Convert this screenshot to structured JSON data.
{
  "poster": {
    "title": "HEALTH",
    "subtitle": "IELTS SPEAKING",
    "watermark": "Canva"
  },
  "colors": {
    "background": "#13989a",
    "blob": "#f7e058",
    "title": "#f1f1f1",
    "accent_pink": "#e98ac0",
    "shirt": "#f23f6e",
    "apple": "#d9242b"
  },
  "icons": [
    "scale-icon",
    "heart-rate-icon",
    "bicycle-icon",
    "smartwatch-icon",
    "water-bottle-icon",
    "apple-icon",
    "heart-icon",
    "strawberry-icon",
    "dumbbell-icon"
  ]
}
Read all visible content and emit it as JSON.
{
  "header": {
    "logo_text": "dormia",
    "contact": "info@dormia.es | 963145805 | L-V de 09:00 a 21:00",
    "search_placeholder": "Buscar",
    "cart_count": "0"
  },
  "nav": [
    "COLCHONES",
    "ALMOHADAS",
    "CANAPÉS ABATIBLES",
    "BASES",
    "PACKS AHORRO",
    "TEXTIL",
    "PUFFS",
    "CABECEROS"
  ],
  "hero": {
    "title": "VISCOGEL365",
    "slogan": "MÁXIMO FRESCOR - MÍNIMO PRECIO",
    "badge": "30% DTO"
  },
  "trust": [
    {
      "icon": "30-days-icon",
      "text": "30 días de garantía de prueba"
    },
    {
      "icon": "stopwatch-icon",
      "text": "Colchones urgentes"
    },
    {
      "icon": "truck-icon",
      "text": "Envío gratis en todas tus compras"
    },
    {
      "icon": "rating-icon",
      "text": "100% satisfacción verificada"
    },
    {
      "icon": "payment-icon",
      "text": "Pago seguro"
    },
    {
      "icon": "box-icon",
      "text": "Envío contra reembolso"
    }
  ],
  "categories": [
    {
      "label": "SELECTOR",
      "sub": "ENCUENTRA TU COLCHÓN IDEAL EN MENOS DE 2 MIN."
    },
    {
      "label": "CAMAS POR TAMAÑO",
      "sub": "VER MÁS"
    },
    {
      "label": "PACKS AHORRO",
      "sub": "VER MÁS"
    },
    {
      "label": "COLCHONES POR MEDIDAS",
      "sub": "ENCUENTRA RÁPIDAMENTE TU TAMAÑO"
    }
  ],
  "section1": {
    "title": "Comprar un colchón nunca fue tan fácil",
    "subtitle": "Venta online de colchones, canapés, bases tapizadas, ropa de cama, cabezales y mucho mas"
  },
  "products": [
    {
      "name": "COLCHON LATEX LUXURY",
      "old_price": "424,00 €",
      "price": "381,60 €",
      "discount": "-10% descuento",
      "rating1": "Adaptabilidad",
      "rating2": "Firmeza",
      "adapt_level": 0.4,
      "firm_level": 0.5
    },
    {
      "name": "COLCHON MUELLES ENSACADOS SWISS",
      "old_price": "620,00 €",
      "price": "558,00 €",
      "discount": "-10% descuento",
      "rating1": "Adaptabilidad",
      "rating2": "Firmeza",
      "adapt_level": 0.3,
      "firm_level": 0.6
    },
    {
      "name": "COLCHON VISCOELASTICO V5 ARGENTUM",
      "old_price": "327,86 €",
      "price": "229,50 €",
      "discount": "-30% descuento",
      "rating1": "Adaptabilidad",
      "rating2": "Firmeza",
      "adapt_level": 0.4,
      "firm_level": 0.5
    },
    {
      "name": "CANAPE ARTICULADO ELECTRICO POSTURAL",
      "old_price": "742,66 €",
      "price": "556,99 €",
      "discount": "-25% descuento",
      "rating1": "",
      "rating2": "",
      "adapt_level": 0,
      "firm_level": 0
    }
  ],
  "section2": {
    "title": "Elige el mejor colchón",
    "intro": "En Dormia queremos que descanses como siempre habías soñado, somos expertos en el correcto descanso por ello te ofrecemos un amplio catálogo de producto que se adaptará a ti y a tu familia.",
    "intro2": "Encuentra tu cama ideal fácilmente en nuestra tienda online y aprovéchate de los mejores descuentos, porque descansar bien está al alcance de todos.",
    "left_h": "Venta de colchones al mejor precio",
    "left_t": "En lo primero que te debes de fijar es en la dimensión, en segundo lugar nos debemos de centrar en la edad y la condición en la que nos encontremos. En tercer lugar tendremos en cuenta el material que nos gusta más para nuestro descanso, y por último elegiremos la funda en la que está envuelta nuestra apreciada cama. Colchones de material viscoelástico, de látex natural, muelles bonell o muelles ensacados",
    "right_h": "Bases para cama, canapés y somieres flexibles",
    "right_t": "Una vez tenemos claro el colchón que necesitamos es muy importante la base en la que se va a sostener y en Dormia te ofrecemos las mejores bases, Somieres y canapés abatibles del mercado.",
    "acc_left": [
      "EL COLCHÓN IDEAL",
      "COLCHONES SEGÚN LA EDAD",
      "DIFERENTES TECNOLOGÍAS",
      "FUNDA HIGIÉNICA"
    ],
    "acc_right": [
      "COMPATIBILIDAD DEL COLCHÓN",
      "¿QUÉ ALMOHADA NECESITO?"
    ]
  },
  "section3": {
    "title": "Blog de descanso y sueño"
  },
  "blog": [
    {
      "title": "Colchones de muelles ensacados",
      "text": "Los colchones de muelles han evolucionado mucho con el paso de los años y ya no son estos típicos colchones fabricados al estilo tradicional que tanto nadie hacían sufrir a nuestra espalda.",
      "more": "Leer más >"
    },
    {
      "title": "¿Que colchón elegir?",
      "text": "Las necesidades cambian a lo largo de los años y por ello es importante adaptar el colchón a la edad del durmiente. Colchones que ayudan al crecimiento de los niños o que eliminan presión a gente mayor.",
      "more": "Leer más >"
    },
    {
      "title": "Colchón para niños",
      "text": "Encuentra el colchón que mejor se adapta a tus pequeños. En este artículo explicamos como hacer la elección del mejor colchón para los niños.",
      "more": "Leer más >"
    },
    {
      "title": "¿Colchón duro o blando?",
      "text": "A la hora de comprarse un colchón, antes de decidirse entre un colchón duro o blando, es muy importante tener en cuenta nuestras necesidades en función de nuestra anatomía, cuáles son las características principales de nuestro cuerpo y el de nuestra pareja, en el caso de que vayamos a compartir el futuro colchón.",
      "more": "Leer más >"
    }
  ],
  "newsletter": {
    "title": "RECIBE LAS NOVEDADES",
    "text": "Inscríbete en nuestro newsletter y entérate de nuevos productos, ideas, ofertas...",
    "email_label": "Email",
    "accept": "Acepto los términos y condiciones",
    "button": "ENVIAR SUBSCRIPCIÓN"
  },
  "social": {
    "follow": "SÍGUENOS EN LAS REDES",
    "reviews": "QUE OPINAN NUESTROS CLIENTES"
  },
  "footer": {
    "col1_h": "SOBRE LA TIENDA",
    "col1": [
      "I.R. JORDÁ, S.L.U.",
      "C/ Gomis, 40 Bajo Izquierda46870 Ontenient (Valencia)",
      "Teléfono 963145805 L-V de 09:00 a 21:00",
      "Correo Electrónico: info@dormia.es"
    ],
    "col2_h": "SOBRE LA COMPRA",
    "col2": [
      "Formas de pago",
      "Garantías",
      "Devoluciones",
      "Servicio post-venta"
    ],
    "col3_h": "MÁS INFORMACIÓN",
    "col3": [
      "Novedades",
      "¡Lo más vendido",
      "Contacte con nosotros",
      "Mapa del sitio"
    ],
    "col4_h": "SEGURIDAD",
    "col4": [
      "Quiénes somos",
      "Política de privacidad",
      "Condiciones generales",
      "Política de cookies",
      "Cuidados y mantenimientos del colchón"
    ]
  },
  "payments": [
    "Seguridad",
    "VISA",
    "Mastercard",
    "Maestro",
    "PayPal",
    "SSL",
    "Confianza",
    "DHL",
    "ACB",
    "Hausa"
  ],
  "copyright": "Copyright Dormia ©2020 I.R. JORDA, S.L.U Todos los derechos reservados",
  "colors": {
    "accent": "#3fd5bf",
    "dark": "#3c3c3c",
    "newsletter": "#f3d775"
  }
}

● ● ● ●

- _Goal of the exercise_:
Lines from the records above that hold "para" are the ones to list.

- _Result of the exercise_:
    "left_t": "En lo primero que te debes de fijar es en la dimensión, en segundo lugar nos debemos de centrar en la edad y la condición en la que nos encontremos. En tercer lugar tendremos en cuenta el material que nos gusta más para nuestro descanso, y por último elegiremos la funda en la que está envuelta nuestra apreciada cama. Colchones de material viscoelástico, de látex natural, muelles bonell o muelles ensacados",
    "right_h": "Bases para cama, canapés y somieres flexibles",
      "title": "Colchón para niños",
      "text": "Encuentra el colchón que mejor se adapta a tus pequeños. En este artículo explicamos como hacer la elección del mejor colchón para los niños.",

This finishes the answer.